## Exercise directions
Here the requirement is to repeat every record exactly, in full.

---- Information provided

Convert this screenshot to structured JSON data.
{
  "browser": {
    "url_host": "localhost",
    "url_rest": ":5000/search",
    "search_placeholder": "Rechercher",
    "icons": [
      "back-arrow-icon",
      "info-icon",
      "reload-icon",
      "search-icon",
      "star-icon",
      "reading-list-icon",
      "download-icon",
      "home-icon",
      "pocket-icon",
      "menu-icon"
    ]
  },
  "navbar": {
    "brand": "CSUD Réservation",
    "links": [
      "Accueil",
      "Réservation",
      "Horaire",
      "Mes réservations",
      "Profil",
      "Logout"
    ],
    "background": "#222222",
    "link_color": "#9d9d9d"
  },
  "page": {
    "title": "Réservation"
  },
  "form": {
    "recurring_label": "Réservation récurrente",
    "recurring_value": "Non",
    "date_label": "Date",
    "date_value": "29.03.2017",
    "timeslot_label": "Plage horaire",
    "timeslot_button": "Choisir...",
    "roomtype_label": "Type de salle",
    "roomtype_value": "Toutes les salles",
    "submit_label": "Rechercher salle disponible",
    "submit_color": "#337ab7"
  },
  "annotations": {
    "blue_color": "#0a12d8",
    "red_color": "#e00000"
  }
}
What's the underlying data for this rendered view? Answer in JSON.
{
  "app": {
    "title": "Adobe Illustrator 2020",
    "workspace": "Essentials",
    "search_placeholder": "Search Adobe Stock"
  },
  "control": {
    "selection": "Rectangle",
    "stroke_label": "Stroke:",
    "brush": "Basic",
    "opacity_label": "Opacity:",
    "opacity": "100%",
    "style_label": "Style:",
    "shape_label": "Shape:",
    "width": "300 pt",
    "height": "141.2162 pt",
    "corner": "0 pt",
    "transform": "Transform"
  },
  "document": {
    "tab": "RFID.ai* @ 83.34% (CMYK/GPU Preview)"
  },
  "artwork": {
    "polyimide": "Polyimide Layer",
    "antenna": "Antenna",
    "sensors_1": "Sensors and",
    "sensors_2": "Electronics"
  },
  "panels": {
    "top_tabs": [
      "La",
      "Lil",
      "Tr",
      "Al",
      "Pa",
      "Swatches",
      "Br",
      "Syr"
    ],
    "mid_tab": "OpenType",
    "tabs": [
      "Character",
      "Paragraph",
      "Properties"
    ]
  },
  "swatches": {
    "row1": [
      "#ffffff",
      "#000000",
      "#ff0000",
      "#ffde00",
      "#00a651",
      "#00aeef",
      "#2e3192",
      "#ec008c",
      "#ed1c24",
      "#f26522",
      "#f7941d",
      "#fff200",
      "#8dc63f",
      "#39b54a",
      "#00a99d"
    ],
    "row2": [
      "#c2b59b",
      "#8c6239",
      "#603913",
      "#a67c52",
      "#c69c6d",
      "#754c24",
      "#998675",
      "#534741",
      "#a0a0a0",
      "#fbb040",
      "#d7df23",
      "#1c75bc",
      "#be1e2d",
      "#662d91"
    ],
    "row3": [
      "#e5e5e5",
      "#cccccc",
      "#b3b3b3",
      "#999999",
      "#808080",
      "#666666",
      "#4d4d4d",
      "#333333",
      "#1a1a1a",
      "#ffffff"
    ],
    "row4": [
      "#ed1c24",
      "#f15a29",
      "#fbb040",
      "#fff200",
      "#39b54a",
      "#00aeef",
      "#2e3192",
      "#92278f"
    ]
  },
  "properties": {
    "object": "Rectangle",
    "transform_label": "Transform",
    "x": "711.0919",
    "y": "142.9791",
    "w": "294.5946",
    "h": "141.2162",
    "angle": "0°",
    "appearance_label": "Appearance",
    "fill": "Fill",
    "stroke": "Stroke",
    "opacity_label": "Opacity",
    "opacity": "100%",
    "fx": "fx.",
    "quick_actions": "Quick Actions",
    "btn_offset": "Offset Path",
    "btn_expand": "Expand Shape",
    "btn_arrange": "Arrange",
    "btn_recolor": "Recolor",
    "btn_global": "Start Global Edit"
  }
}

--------

## Result for this task
Convert this screenshot to structured JSON data.
{
  "browser": {
    "url_host": "localhost",
    "url_rest": ":5000/search",
    "search_placeholder": "Rechercher",
    "icons": [
      "back-arrow-icon",
      "info-icon",
      "reload-icon",
      "search-icon",
      "star-icon",
      "reading-list-icon",
      "download-icon",
      "home-icon",
      "pocket-icon",
      "menu-icon"
    ]
  },
  "navbar": {
    "brand": "CSUD Réservation",
    "links": [
      "Accueil",
      "Réservation",
      "Horaire",
      "Mes réservations",
      "Profil",
      "Logout"
    ],
    "background": "#222222",
    "link_color": "#9d9d9d"
  },
  "page": {
    "title": "Réservation"
  },
  "form": {
    "recurring_label": "Réservation récurrente",
    "recurring_value": "Non",
    "date_label": "Date",
    "date_value": "29.03.2017",
    "timeslot_label": "Plage horaire",
    "timeslot_button": "Choisir...",
    "roomtype_label": "Type de salle",
    "roomtype_value": "Toutes les salles",
    "submit_label": "Rechercher salle disponible",
    "submit_color": "#337ab7"
  },
  "annotations": {
    "blue_color": "#0a12d8",
    "red_color": "#e00000"
  }
}
What's the underlying data for this rendered view? Answer in JSON.
{
  "app": {
    "title": "Adobe Illustrator 2020",
    "workspace": "Essentials",
    "search_placeholder": "Search Adobe Stock"
  },
  "control": {
    "selection": "Rectangle",
    "stroke_label": "Stroke:",
    "brush": "Basic",
    "opacity_label": "Opacity:",
    "opacity": "100%",
    "style_label": "Style:",
    "shape_label": "Shape:",
    "width": "300 pt",
    "height": "141.2162 pt",
    "corner": "0 pt",
    "transform": "Transform"
  },
  "document": {
    "tab": "RFID.ai* @ 83.34% (CMYK/GPU Preview)"
  },
  "artwork": {
    "polyimide": "Polyimide Layer",
    "antenna": "Antenna",
    "sensors_1": "Sensors and",
    "sensors_2": "Electronics"
  },
  "panels": {
    "top_tabs": [
      "La",
      "Lil",
      "Tr",
      "Al",
      "Pa",
      "Swatches",
      "Br",
      "Syr"
    ],
    "mid_tab": "OpenType",
    "tabs": [
      "Character",
      "Paragraph",
      "Properties"
    ]
  },
  "swatches": {
    "row1": [
      "#ffffff",
      "#000000",
      "#ff0000",
      "#ffde00",
      "#00a651",
      "#00aeef",
      "#2e3192",
      "#ec008c",
      "#ed1c24",
      "#f26522",
      "#f7941d",
      "#fff200",
      "#8dc63f",
      "#39b54a",
      "#00a99d"
    ],
    "row2": [
      "#c2b59b",
      "#8c6239",
      "#603913",
      "#a67c52",
      "#c69c6d",
      "#754c24",
      "#998675",
      "#534741",
      "#a0a0a0",
      "#fbb040",
      "#d7df23",
      "#1c75bc",
      "#be1e2d",
      "#662d91"
    ],
    "row3": [
      "#e5e5e5",
      "#cccccc",
      "#b3b3b3",
      "#999999",
      "#808080",
      "#666666",
      "#4d4d4d",
      "#333333",
      "#1a1a1a",
      "#ffffff"
    ],
    "row4": [
      "#ed1c24",
      "#f15a29",
      "#fbb040",
      "#fff200",
      "#39b54a",
      "#00aeef",
      "#2e3192",
      "#92278f"
    ]
  },
  "properties": {
    "object": "Rectangle",
    "transform_label": "Transform",
    "x": "711.0919",
    "y": "142.9791",
    "w": "294.5946",
    "h": "141.2162",
    "angle": "0°",
    "appearance_label": "Appearance",
    "fill": "Fill",
    "stroke": "Stroke",
    "opacity_label": "Opacity",
    "opacity": "100%",
    "fx": "fx.",
    "quick_actions": "Quick Actions",
    "btn_offset": "Offset Path",
    "btn_expand": "Expand Shape",
    "btn_arrange": "Arrange",
    "btn_recolor": "Recolor",
    "btn_global": "Start Global Edit"
  }
}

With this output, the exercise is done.